** Opening Data in this exercise block **

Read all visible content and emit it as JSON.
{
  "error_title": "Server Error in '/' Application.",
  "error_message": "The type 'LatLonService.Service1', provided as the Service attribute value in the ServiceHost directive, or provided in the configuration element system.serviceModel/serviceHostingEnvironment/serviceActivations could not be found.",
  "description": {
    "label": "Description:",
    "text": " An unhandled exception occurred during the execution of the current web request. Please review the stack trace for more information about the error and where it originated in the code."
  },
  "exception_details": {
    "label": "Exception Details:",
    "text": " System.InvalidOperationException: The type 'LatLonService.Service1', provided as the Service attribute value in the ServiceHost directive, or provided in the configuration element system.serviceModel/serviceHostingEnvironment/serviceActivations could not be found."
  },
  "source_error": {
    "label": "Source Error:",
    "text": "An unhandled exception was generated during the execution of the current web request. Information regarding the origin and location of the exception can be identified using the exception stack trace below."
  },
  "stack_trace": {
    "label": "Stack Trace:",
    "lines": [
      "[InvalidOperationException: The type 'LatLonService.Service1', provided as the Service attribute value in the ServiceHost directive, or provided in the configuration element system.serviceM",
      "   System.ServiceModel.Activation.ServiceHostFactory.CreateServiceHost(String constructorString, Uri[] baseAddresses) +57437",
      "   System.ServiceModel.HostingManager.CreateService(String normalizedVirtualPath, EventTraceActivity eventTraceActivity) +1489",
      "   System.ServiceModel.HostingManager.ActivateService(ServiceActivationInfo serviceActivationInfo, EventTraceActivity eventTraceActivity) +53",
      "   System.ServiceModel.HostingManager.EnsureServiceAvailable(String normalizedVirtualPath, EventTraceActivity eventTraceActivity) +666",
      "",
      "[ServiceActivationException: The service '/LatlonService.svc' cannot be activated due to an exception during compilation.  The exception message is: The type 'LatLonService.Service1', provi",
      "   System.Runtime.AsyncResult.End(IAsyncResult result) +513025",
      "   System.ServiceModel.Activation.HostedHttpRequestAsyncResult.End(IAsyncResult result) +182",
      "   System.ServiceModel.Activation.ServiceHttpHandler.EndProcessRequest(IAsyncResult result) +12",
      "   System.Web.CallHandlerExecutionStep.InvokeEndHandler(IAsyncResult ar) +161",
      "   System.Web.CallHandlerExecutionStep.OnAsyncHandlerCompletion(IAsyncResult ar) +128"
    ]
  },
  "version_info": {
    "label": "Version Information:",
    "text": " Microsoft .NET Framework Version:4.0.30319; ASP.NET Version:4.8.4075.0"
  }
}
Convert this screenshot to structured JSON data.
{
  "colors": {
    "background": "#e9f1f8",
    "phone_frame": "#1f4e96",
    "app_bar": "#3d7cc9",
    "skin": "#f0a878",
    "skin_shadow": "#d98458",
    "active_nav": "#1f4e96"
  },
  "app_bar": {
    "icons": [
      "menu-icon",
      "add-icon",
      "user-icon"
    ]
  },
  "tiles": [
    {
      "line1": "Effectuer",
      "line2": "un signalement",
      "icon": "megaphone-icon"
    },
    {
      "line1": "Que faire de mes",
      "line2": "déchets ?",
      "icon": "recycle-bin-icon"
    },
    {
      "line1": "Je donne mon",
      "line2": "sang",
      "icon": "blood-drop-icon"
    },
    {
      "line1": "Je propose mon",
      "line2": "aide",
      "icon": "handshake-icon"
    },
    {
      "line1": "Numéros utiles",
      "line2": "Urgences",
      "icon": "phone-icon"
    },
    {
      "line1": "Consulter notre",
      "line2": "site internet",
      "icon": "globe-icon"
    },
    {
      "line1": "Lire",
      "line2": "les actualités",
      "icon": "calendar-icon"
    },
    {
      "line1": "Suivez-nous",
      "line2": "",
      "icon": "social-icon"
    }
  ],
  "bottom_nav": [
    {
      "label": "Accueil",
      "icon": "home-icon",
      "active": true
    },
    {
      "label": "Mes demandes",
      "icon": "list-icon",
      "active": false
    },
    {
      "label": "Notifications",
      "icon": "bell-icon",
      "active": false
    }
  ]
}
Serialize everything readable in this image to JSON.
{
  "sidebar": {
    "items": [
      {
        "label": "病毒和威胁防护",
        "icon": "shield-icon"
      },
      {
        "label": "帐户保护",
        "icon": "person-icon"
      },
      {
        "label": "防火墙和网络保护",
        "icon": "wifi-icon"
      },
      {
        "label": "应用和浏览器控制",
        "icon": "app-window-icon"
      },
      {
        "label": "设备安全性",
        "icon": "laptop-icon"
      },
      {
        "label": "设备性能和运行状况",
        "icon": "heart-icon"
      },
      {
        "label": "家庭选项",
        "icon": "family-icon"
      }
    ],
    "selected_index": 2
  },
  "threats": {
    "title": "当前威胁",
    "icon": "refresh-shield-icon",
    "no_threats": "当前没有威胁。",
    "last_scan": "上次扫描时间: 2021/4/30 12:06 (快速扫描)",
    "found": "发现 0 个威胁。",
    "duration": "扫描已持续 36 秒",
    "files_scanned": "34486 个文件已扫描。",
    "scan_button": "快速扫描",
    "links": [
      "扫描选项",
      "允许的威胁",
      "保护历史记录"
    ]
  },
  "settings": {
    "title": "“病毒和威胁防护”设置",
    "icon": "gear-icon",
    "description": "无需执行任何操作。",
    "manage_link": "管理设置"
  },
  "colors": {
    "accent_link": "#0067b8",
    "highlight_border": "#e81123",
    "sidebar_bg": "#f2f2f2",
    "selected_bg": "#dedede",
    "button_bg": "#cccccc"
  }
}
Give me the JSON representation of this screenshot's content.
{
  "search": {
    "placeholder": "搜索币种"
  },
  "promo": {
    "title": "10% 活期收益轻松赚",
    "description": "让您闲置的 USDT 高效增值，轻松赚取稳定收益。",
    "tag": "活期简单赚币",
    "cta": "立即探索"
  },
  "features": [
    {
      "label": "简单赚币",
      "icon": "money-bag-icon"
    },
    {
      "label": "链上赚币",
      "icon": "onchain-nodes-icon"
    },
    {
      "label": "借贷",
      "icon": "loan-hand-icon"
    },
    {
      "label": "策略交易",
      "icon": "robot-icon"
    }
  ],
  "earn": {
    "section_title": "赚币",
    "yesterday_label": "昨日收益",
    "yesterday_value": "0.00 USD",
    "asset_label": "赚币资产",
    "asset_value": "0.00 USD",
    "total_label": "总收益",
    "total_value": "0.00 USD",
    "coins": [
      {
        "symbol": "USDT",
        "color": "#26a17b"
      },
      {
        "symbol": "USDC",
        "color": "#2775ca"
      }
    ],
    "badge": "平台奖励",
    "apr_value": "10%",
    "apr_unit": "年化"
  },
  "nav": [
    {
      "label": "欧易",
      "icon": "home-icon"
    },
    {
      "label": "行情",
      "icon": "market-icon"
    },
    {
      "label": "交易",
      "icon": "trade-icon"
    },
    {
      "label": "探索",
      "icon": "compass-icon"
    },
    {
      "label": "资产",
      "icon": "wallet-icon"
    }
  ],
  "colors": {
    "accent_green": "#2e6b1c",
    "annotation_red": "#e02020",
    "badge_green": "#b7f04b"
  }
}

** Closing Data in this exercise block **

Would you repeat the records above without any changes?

**Solution to the problem:**
Read all visible content and emit it as JSON.
{
  "error_title": "Server Error in '/' Application.",
  "error_message": "The type 'LatLonService.Service1', provided as the Service attribute value in the ServiceHost directive, or provided in the configuration element system.serviceModel/serviceHostingEnvironment/serviceActivations could not be found.",
  "description": {
    "label": "Description:",
    "text": " An unhandled exception occurred during the execution of the current web request. Please review the stack trace for more information about the error and where it originated in the code."
  },
  "exception_details": {
    "label": "Exception Details:",
    "text": " System.InvalidOperationException: The type 'LatLonService.Service1', provided as the Service attribute value in the ServiceHost directive, or provided in the configuration element system.serviceModel/serviceHostingEnvironment/serviceActivations could not be found."
  },
  "source_error": {
    "label": "Source Error:",
    "text": "An unhandled exception was generated during the execution of the current web request. Information regarding the origin and location of the exception can be identified using the exception stack trace below."
  },
  "stack_trace": {
    "label": "Stack Trace:",
    "lines": [
      "[InvalidOperationException: The type 'LatLonService.Service1', provided as the Service attribute value in the ServiceHost directive, or provided in the configuration element system.serviceM",
      "   System.ServiceModel.Activation.ServiceHostFactory.CreateServiceHost(String constructorString, Uri[] baseAddresses) +57437",
      "   System.ServiceModel.HostingManager.CreateService(String normalizedVirtualPath, EventTraceActivity eventTraceActivity) +1489",
      "   System.ServiceModel.HostingManager.ActivateService(ServiceActivationInfo serviceActivationInfo, EventTraceActivity eventTraceActivity) +53",
      "   System.ServiceModel.HostingManager.EnsureServiceAvailable(String normalizedVirtualPath, EventTraceActivity eventTraceActivity) +666",
      "",
      "[ServiceActivationException: The service '/LatlonService.svc' cannot be activated due to an exception during compilation.  The exception message is: The type 'LatLonService.Service1', provi",
      "   System.Runtime.AsyncResult.End(IAsyncResult result) +513025",
      "   System.ServiceModel.Activation.HostedHttpRequestAsyncResult.End(IAsyncResult result) +182",
      "   System.ServiceModel.Activation.ServiceHttpHandler.EndProcessRequest(IAsyncResult result) +12",
      "   System.Web.CallHandlerExecutionStep.InvokeEndHandler(IAsyncResult ar) +161",
      "   System.Web.CallHandlerExecutionStep.OnAsyncHandlerCompletion(IAsyncResult ar) +128"
    ]
  },
  "version_info": {
    "label": "Version Information:",
    "text": " Microsoft .NET Framework Version:4.0.30319; ASP.NET Version:4.8.4075.0"
  }
}
Convert this screenshot to structured JSON data.
{
  "colors": {
    "background": "#e9f1f8",
    "phone_frame": "#1f4e96",
    "app_bar": "#3d7cc9",
    "skin": "#f0a878",
    "skin_shadow": "#d98458",
    "active_nav": "#1f4e96"
  },
  "app_bar": {
    "icons": [
      "menu-icon",
      "add-icon",
      "user-icon"
    ]
  },
  "tiles": [
    {
      "line1": "Effectuer",
      "line2": "un signalement",
      "icon": "megaphone-icon"
    },
    {
      "line1": "Que faire de mes",
      "line2": "déchets ?",
      "icon": "recycle-bin-icon"
    },
    {
      "line1": "Je donne mon",
      "line2": "sang",
      "icon": "blood-drop-icon"
    },
    {
      "line1": "Je propose mon",
      "line2": "aide",
      "icon": "handshake-icon"
    },
    {
      "line1": "Numéros utiles",
      "line2": "Urgences",
      "icon": "phone-icon"
    },
    {
      "line1": "Consulter notre",
      "line2": "site internet",
      "icon": "globe-icon"
    },
    {
      "line1": "Lire",
      "line2": "les actualités",
      "icon": "calendar-icon"
    },
    {
      "line1": "Suivez-nous",
      "line2": "",
      "icon": "social-icon"
    }
  ],
  "bottom_nav": [
    {
      "label": "Accueil",
      "icon": "home-icon",
      "active": true
    },
    {
      "label": "Mes demandes",
      "icon": "list-icon",
      "active": false
    },
    {
      "label": "Notifications",
      "icon": "bell-icon",
      "active": false
    }
  ]
}
Serialize everything readable in this image to JSON.
{
  "sidebar": {
    "items": [
      {
        "label": "病毒和威胁防护",
        "icon": "shield-icon"
      },
      {
        "label": "帐户保护",
        "icon": "person-icon"
      },
      {
        "label": "防火墙和网络保护",
        "icon": "wifi-icon"
      },
      {
        "label": "应用和浏览器控制",
        "icon": "app-window-icon"
      },
      {
        "label": "设备安全性",
        "icon": "laptop-icon"
      },
      {
        "label": "设备性能和运行状况",
        "icon": "heart-icon"
      },
      {
        "label": "家庭选项",
        "icon": "family-icon"
      }
    ],
    "selected_index": 2
  },
  "threats": {
    "title": "当前威胁",
    "icon": "refresh-shield-icon",
    "no_threats": "当前没有威胁。",
    "last_scan": "上次扫描时间: 2021/4/30 12:06 (快速扫描)",
    "found": "发现 0 个威胁。",
    "duration": "扫描已持续 36 秒",
    "files_scanned": "34486 个文件已扫描。",
    "scan_button": "快速扫描",
    "links": [
      "扫描选项",
      "允许的威胁",
      "保护历史记录"
    ]
  },
  "settings": {
    "title": "“病毒和威胁防护”设置",
    "icon": "gear-icon",
    "description": "无需执行任何操作。",
    "manage_link": "管理设置"
  },
  "colors": {
    "accent_link": "#0067b8",
    "highlight_border": "#e81123",
    "sidebar_bg": "#f2f2f2",
    "selected_bg": "#dedede",
    "button_bg": "#cccccc"
  }
}
Give me the JSON representation of this screenshot's content.
{
  "search": {
    "placeholder": "搜索币种"
  },
  "promo": {
    "title": "10% 活期收益轻松赚",
    "description": "让您闲置的 USDT 高效增值，轻松赚取稳定收益。",
    "tag": "活期简单赚币",
    "cta": "立即探索"
  },
  "features": [
    {
      "label": "简单赚币",
      "icon": "money-bag-icon"
    },
    {
      "label": "链上赚币",
      "icon": "onchain-nodes-icon"
    },
    {
      "label": "借贷",
      "icon": "loan-hand-icon"
    },
    {
      "label": "策略交易",
      "icon": "robot-icon"
    }
  ],
  "earn": {
    "section_title": "赚币",
    "yesterday_label": "昨日收益",
    "yesterday_value": "0.00 USD",
    "asset_label": "赚币资产",
    "asset_value": "0.00 USD",
    "total_label": "总收益",
    "total_value": "0.00 USD",
    "coins": [
      {
        "symbol": "USDT",
        "color": "#26a17b"
      },
      {
        "symbol": "USDC",
        "color": "#2775ca"
      }
    ],
    "badge": "平台奖励",
    "apr_value": "10%",
    "apr_unit": "年化"
  },
  "nav": [
    {
      "label": "欧易",
      "icon": "home-icon"
    },
    {
      "label": "行情",
      "icon": "market-icon"
    },
    {
      "label": "交易",
      "icon": "trade-icon"
    },
    {
      "label": "探索",
      "icon": "compass-icon"
    },
    {
      "label": "资产",
      "icon": "wallet-icon"
    }
  ],
  "colors": {
    "accent_green": "#2e6b1c",
    "annotation_red": "#e02020",
    "badge_green": "#b7f04b"
  }
}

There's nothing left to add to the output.